Analysis: Have music download stores had their day?
It’s the best of times, the worst of times to be a digital music retailer. It’s the worst of times if you’re one of the less popular download stores, even if you’re owned by a big company.
In the last few weeks alone, Sony has announced plans to close its Connect service, Virgin has announced that its Virgin Digital service is for the chopper, and Yahoo is reportedly deciding whether its Yahoo Music service is worth continued support. Meanwhile, independent service AnywhereCD announced yesterday that it too is closing.
Yet other new services are hoping it’s the best of times. Amazon launched its AmazonMP3 store today, while Nokia has announced plans for its own Nokia Music Store. Meanwhile, a plethora of Web 2.0 startups like Snocap and Lala are working with artists and record labels to sell music from their own websites, blogs and social networking profiles, while ad-funded service SpiralFrog finally launched last week.
All this, and I haven’t mentioned iTunes yet, with Apple planning to put the iTunes Wi-Fi Store live for iPhones and iPod Touches in the near future. It all adds up to a fascinating time for digital music, where unsuccessful services are bowing out, to be replaced by fresh startups with pots of cash and brave ambitions.
Amazon and Nokia look set to commence a mighty three-way battle with Apple in the area of pure download stores, so it’s no surprise to see some of their lesser rivals deciding now’s a good time to exit the market.

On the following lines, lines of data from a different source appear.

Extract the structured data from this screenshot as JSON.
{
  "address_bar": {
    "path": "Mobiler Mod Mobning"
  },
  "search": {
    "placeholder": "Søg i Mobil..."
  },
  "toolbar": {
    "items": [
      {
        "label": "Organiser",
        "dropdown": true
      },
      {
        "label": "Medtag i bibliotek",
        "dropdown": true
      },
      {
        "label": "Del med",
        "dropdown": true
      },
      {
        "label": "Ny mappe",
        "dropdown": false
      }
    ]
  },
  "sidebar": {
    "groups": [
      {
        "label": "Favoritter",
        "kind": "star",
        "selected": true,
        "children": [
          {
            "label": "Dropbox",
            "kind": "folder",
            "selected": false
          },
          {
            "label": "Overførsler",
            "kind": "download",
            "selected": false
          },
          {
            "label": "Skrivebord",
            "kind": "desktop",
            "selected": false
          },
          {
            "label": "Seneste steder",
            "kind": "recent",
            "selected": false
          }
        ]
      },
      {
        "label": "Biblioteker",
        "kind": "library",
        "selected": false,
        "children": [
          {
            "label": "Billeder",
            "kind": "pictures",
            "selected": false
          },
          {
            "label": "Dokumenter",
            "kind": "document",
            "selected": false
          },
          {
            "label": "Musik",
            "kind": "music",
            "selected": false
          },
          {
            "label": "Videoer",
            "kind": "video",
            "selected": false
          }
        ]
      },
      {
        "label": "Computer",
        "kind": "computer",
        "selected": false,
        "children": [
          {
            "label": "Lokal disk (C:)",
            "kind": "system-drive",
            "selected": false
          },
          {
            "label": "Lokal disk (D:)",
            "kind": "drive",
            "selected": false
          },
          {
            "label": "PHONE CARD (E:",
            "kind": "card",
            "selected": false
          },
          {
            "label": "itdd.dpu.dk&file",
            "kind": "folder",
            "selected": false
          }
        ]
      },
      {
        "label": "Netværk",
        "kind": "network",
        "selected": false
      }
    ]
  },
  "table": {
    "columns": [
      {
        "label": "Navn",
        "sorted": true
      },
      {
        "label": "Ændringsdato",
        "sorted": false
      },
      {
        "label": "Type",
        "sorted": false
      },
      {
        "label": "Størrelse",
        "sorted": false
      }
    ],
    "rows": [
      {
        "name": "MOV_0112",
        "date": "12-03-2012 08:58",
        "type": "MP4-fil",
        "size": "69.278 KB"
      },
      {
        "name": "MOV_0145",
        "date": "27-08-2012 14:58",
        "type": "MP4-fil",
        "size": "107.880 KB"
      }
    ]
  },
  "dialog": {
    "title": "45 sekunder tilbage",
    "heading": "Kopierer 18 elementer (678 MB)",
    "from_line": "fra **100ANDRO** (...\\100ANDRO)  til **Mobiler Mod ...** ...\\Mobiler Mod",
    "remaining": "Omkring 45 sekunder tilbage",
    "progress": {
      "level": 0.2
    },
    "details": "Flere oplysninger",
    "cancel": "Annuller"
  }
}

With these big stores slugging it out, it might be perverse to say that the interesting stuff is actually happening elsewhere. But I think it is, particularly on the widget side of things. Whatever you think of James Blunt, the news that he’s selling his new album direct from his MySpace profile in a downloads’n’CD bundle is a genuinely innovative thing to do on the part of his label.
MySpace widgets, Facebook applications and Bebo promotions could be a huge source of growth for the music industry in the coming years, especially if they’re opened up to fans too, allowing me to effectively sell songs by my favourite bands via a widget on my social networking profile, and take a cut of the proceeds.
Download stores can re-engineer themselves to take advantage of this, of course. UK store 7digital has a widget that you can post on your blog, and recently signed up Radiohead – a band who still refuse to have their music sold through iTunes. That’s the Radiohead widget below:
Even iTunes has widgets now, albeit not ones you can sell songs through. That’s bound to come in the not-too-distant future, and it’s hard to resist the idea that in not too long, many music fans won’t be logging into music download stores to buy new music.
They’ll be buying it through widgets like the one above or James Blunt’s, or they’ll be having it pushed down to their computer by recommendation services, or they’ll be buying it from their phones, or clicking a button on their DAB radios to cue songs for download, or… they’ll just be streaming it. Basically, I’m wondering whether the notion of the ‘store’ as a place for buying music is, if not dead, at least facing a stern challenge that’ll force the store owners to change the way they do business.
Whether ad-funded services fall into that too is something I’m still trying to figure out (as are they, probably). SpiralFrog has at least launched now, while here in the UK, We7 is tackling the same idea (ad-funded music) with a different approach (ads tacked onto the tunes, rather than shown as you download). But particularly with the latter model, surely a store will become less necessary as more ways to let people share the ad-enhanced music files pop up.
When the web first got going, the idea of stores made sense, in that they connected us with familiar offline shopping models. But particularly in the digital music world, where we’re talking digital products, being tied to a non-digital shopping metaphor is starting to feel distinctly restrictive.